You have studied photography both in Italy and Sweden. What differences have you observed?
The two countries look at different references. Italy loves Ghirri, the tradition of landscape photography, and so do I. We rarely get out of our comfort zone, because we know we love our great cultural heritage. Sweden looks more at international artists (and supports the young ones), maybe because the Master in Photography at HDK-Valand, Gothenburg, is already an international environment. There, the educational system is very informal. I enjoyed the absence of hierarchies between us and teachers, and it’s up to you how to spend your time. My experience in Italy was the opposite, with tighter schedules and higher expectations, which can stress you out. In Sweden it’s important to have discussions within the class, sharing ideas and providing constructive criticism together. In Italy it is mostly the teacher judging, but there are exceptions. There isn’t the right recipe!
Your works show a cross-disciplinary approach to photography, intertwining it with sculpture and collage. How and why did you choose this technique?
I like to talk about my studio as a playground. There, I don’t have to take too many choices (they come next) but I can just enjoy playing. So I don’t think I chose my technique, but it just happened while I was exploring new materials. After some time, I realized it was a method that worked because it mirrored my interest in the materiality of photography and the playfulness inherent in it.
What interests you most in photography as an artistic medium?
I’m interested in its ambiguity, I never know if I trust what I look at. I’m interested in its materiality, in the fact that it looks flat but is not really. Also in its surface, which carries so many meanings, and in its flexibility, you can make it huge or super tiny. I’m interested in the democratic quality of it; it’s an accessible medium.
Together with artist Emma Sandström you have formed an artist duo Emma and Conti. How would you describe this collaboration?
I’d describe it as a great workshop to produce long titles! No, kidding. We met during the Master studies in Gothenburg. We realized that we shared similar ways to work with photography, so we decided to start collaborating. As you can see in our first project I am forever realising things too late, we employ digital tools to create installation-based works dealing with the concept of materiality, exploring the perception of objects and their relationship to human history. By questioning the museums’ way of handling and presenting objects, we create collective and personal narratives inspired by cultural heritage, archives, and ephemerality.

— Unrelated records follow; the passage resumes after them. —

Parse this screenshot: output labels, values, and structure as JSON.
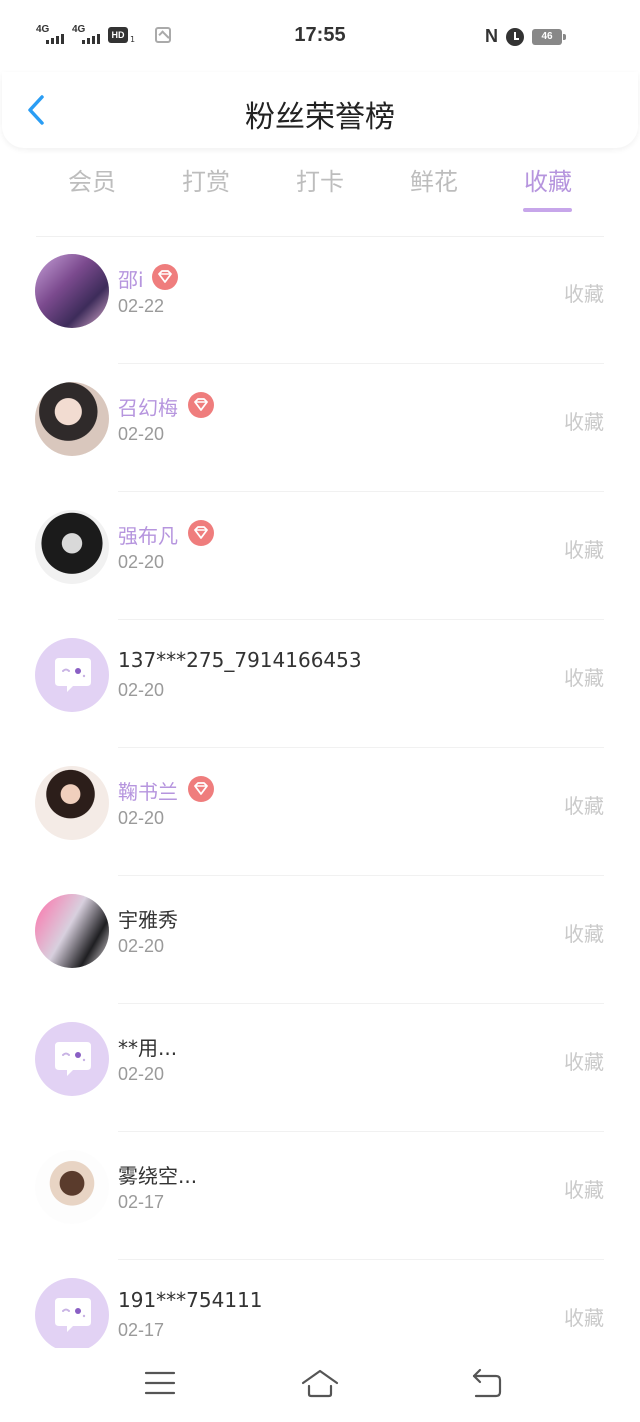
{
  "status_bar": {
    "signal1": "4G",
    "signal2": "4G",
    "hd": "HD",
    "hd_sub": "1",
    "time": "17:55",
    "nfc": "N",
    "battery": "46"
  },
  "header": {
    "title": "粉丝荣誉榜"
  },
  "tabs": [
    {
      "label": "会员"
    },
    {
      "label": "打赏"
    },
    {
      "label": "打卡"
    },
    {
      "label": "鲜花"
    },
    {
      "label": "收藏"
    }
  ],
  "active_tab": "收藏",
  "colors": {
    "accent": "#b695de",
    "vip_badge": "#ef7d7d",
    "default_avatar": "#e2d2f4"
  },
  "rows": [
    {
      "name": "邵i",
      "date": "02-22",
      "action": "收藏",
      "vip": true,
      "avatar": "photo"
    },
    {
      "name": "召幻梅",
      "date": "02-20",
      "action": "收藏",
      "vip": true,
      "avatar": "photo"
    },
    {
      "name": "强布凡",
      "date": "02-20",
      "action": "收藏",
      "vip": true,
      "avatar": "photo"
    },
    {
      "name": "137***275_7914166453",
      "date": "02-20",
      "action": "收藏",
      "vip": false,
      "avatar": "default"
    },
    {
      "name": "鞠书兰",
      "date": "02-20",
      "action": "收藏",
      "vip": true,
      "avatar": "photo"
    },
    {
      "name": "宇雅秀",
      "date": "02-20",
      "action": "收藏",
      "vip": false,
      "avatar": "photo"
    },
    {
      "name": "**用...",
      "date": "02-20",
      "action": "收藏",
      "vip": false,
      "avatar": "default"
    },
    {
      "name": "雾绕空...",
      "date": "02-17",
      "action": "收藏",
      "vip": false,
      "avatar": "photo"
    },
    {
      "name": "191***754111",
      "date": "02-17",
      "action": "收藏",
      "vip": false,
      "avatar": "default"
    }
  ]
}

Often artists’ practice is isolated in a studio, whereas working together is much more fun and supportive. We share responsibilities, and we always try to explore new media.
In October, we’ll exhibit at the Museum of World Culture in Genova, Italy, whereas in September we’ll be part of GIBCA Extended (Gothenburg’s biennial) with a new body of work titled The breath grows weaker by the day. So yes, we do produce long titles.
What are your creative plans for the nearest future?
During summer, I’ll be working on two exhibitions that will open later this year in Milan at Fabbrica del Vapore and Galleria San Fedele. During winter, I’ll try to escape the Swedish darkness by attending a residency in Sardinia and another one in Portugal. But I really hope to come back to Riga soon!